About this exercise >> Please give every entry again, exactly as it reads.

Material shown >>
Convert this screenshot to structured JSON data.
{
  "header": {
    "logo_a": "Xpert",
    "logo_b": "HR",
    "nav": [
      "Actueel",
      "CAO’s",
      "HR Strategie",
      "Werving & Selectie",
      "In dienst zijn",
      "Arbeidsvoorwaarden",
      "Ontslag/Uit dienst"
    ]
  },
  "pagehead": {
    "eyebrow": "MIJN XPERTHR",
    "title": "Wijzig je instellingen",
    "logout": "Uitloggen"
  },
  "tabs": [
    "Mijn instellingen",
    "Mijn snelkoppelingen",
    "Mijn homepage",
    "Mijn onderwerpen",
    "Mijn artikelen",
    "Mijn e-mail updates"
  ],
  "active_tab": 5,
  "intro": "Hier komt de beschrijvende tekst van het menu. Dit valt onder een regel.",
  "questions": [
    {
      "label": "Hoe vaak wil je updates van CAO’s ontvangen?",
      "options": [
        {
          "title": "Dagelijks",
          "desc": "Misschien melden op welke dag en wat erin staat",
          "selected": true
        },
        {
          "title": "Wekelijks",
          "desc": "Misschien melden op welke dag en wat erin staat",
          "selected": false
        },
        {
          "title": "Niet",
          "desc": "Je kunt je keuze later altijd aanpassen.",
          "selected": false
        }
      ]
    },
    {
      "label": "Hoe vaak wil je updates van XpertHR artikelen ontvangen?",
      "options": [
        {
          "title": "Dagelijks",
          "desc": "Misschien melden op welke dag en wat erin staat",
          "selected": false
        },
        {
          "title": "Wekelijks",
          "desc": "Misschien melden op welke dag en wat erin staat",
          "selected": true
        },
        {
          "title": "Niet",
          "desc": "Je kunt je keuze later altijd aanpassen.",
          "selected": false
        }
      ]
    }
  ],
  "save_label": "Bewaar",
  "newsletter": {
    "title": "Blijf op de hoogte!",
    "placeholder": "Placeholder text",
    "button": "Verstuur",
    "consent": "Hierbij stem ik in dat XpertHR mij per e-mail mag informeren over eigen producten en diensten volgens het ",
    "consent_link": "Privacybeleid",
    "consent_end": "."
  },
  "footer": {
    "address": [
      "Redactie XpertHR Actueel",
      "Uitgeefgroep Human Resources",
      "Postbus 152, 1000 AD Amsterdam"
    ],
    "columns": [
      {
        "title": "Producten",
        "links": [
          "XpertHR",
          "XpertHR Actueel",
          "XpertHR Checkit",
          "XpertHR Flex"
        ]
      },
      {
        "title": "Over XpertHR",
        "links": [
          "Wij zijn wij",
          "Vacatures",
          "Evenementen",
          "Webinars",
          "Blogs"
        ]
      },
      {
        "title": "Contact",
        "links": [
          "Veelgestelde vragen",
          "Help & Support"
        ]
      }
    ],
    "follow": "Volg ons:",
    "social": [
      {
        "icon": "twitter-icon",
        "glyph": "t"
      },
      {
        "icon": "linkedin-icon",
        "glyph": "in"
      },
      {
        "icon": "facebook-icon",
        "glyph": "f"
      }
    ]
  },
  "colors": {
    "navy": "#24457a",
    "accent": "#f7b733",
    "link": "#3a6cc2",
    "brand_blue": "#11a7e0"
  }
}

Expected answer >>
Convert this screenshot to structured JSON data.
{
  "header": {
    "logo_a": "Xpert",
    "logo_b": "HR",
    "nav": [
      "Actueel",
      "CAO’s",
      "HR Strategie",
      "Werving & Selectie",
      "In dienst zijn",
      "Arbeidsvoorwaarden",
      "Ontslag/Uit dienst"
    ]
  },
  "pagehead": {
    "eyebrow": "MIJN XPERTHR",
    "title": "Wijzig je instellingen",
    "logout": "Uitloggen"
  },
  "tabs": [
    "Mijn instellingen",
    "Mijn snelkoppelingen",
    "Mijn homepage",
    "Mijn onderwerpen",
    "Mijn artikelen",
    "Mijn e-mail updates"
  ],
  "active_tab": 5,
  "intro": "Hier komt de beschrijvende tekst van het menu. Dit valt onder een regel.",
  "questions": [
    {
      "label": "Hoe vaak wil je updates van CAO’s ontvangen?",
      "options": [
        {
          "title": "Dagelijks",
          "desc": "Misschien melden op welke dag en wat erin staat",
          "selected": true
        },
        {
          "title": "Wekelijks",
          "desc": "Misschien melden op welke dag en wat erin staat",
          "selected": false
        },
        {
          "title": "Niet",
          "desc": "Je kunt je keuze later altijd aanpassen.",
          "selected": false
        }
      ]
    },
    {
      "label": "Hoe vaak wil je updates van XpertHR artikelen ontvangen?",
      "options": [
        {
          "title": "Dagelijks",
          "desc": "Misschien melden op welke dag en wat erin staat",
          "selected": false
        },
        {
          "title": "Wekelijks",
          "desc": "Misschien melden op welke dag en wat erin staat",
          "selected": true
        },
        {
          "title": "Niet",
          "desc": "Je kunt je keuze later altijd aanpassen.",
          "selected": false
        }
      ]
    }
  ],
  "save_label": "Bewaar",
  "newsletter": {
    "title": "Blijf op de hoogte!",
    "placeholder": "Placeholder text",
    "button": "Verstuur",
    "consent": "Hierbij stem ik in dat XpertHR mij per e-mail mag informeren over eigen producten en diensten volgens het ",
    "consent_link": "Privacybeleid",
    "consent_end": "."
  },
  "footer": {
    "address": [
      "Redactie XpertHR Actueel",
      "Uitgeefgroep Human Resources",
      "Postbus 152, 1000 AD Amsterdam"
    ],
    "columns": [
      {
        "title": "Producten",
        "links": [
          "XpertHR",
          "XpertHR Actueel",
          "XpertHR Checkit",
          "XpertHR Flex"
        ]
      },
      {
        "title": "Over XpertHR",
        "links": [
          "Wij zijn wij",
          "Vacatures",
          "Evenementen",
          "Webinars",
          "Blogs"
        ]
      },
      {
        "title": "Contact",
        "links": [
          "Veelgestelde vragen",
          "Help & Support"
        ]
      }
    ],
    "follow": "Volg ons:",
    "social": [
      {
        "icon": "twitter-icon",
        "glyph": "t"
      },
      {
        "icon": "linkedin-icon",
        "glyph": "in"
      },
      {
        "icon": "facebook-icon",
        "glyph": "f"
      }
    ]
  },
  "colors": {
    "navy": "#24457a",
    "accent": "#f7b733",
    "link": "#3a6cc2",
    "brand_blue": "#11a7e0"
  }
}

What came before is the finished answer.